=== Begin Enclosure ===

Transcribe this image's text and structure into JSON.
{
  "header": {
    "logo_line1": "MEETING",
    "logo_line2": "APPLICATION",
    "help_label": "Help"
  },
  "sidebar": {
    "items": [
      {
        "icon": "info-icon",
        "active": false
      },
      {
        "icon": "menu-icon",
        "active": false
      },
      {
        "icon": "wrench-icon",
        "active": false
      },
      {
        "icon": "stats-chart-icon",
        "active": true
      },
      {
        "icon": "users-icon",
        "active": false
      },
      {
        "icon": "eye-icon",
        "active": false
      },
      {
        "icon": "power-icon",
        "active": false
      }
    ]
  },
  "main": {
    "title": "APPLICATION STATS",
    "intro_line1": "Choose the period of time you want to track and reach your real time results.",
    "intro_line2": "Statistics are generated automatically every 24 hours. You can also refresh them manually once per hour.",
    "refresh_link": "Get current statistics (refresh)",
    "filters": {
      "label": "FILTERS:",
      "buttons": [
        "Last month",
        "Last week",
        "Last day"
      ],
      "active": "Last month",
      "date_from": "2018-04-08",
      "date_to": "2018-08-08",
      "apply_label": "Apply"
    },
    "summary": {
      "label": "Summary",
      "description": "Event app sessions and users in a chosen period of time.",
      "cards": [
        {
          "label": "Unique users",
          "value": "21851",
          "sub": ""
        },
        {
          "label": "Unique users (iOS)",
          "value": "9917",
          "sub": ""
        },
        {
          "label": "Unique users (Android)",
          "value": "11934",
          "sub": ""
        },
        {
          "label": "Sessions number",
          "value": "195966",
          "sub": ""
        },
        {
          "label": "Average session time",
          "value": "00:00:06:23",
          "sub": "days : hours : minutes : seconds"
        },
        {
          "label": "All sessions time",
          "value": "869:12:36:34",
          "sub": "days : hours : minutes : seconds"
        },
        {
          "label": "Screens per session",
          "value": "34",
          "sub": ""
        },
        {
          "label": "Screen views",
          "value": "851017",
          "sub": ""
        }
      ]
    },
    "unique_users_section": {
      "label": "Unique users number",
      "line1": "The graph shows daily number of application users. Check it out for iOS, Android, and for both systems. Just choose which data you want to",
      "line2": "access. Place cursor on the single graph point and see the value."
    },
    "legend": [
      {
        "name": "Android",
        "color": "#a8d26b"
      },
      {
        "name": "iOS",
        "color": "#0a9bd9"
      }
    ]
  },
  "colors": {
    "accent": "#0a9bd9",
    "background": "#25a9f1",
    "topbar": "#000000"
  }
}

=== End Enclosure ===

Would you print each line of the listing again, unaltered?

§ Solution to this exercise
Transcribe this image's text and structure into JSON.
{
  "header": {
    "logo_line1": "MEETING",
    "logo_line2": "APPLICATION",
    "help_label": "Help"
  },
  "sidebar": {
    "items": [
      {
        "icon": "info-icon",
        "active": false
      },
      {
        "icon": "menu-icon",
        "active": false
      },
      {
        "icon": "wrench-icon",
        "active": false
      },
      {
        "icon": "stats-chart-icon",
        "active": true
      },
      {
        "icon": "users-icon",
        "active": false
      },
      {
        "icon": "eye-icon",
        "active": false
      },
      {
        "icon": "power-icon",
        "active": false
      }
    ]
  },
  "main": {
    "title": "APPLICATION STATS",
    "intro_line1": "Choose the period of time you want to track and reach your real time results.",
    "intro_line2": "Statistics are generated automatically every 24 hours. You can also refresh them manually once per hour.",
    "refresh_link": "Get current statistics (refresh)",
    "filters": {
      "label": "FILTERS:",
      "buttons": [
        "Last month",
        "Last week",
        "Last day"
      ],
      "active": "Last month",
      "date_from": "2018-04-08",
      "date_to": "2018-08-08",
      "apply_label": "Apply"
    },
    "summary": {
      "label": "Summary",
      "description": "Event app sessions and users in a chosen period of time.",
      "cards": [
        {
          "label": "Unique users",
          "value": "21851",
          "sub": ""
        },
        {
          "label": "Unique users (iOS)",
          "value": "9917",
          "sub": ""
        },
        {
          "label": "Unique users (Android)",
          "value": "11934",
          "sub": ""
        },
        {
          "label": "Sessions number",
          "value": "195966",
          "sub": ""
        },
        {
          "label": "Average session time",
          "value": "00:00:06:23",
          "sub": "days : hours : minutes : seconds"
        },
        {
          "label": "All sessions time",
          "value": "869:12:36:34",
          "sub": "days : hours : minutes : seconds"
        },
        {
          "label": "Screens per session",
          "value": "34",
          "sub": ""
        },
        {
          "label": "Screen views",
          "value": "851017",
          "sub": ""
        }
      ]
    },
    "unique_users_section": {
      "label": "Unique users number",
      "line1": "The graph shows daily number of application users. Check it out for iOS, Android, and for both systems. Just choose which data you want to",
      "line2": "access. Place cursor on the single graph point and see the value."
    },
    "legend": [
      {
        "name": "Android",
        "color": "#a8d26b"
      },
      {
        "name": "iOS",
        "color": "#0a9bd9"
      }
    ]
  },
  "colors": {
    "accent": "#0a9bd9",
    "background": "#25a9f1",
    "topbar": "#000000"
  }
}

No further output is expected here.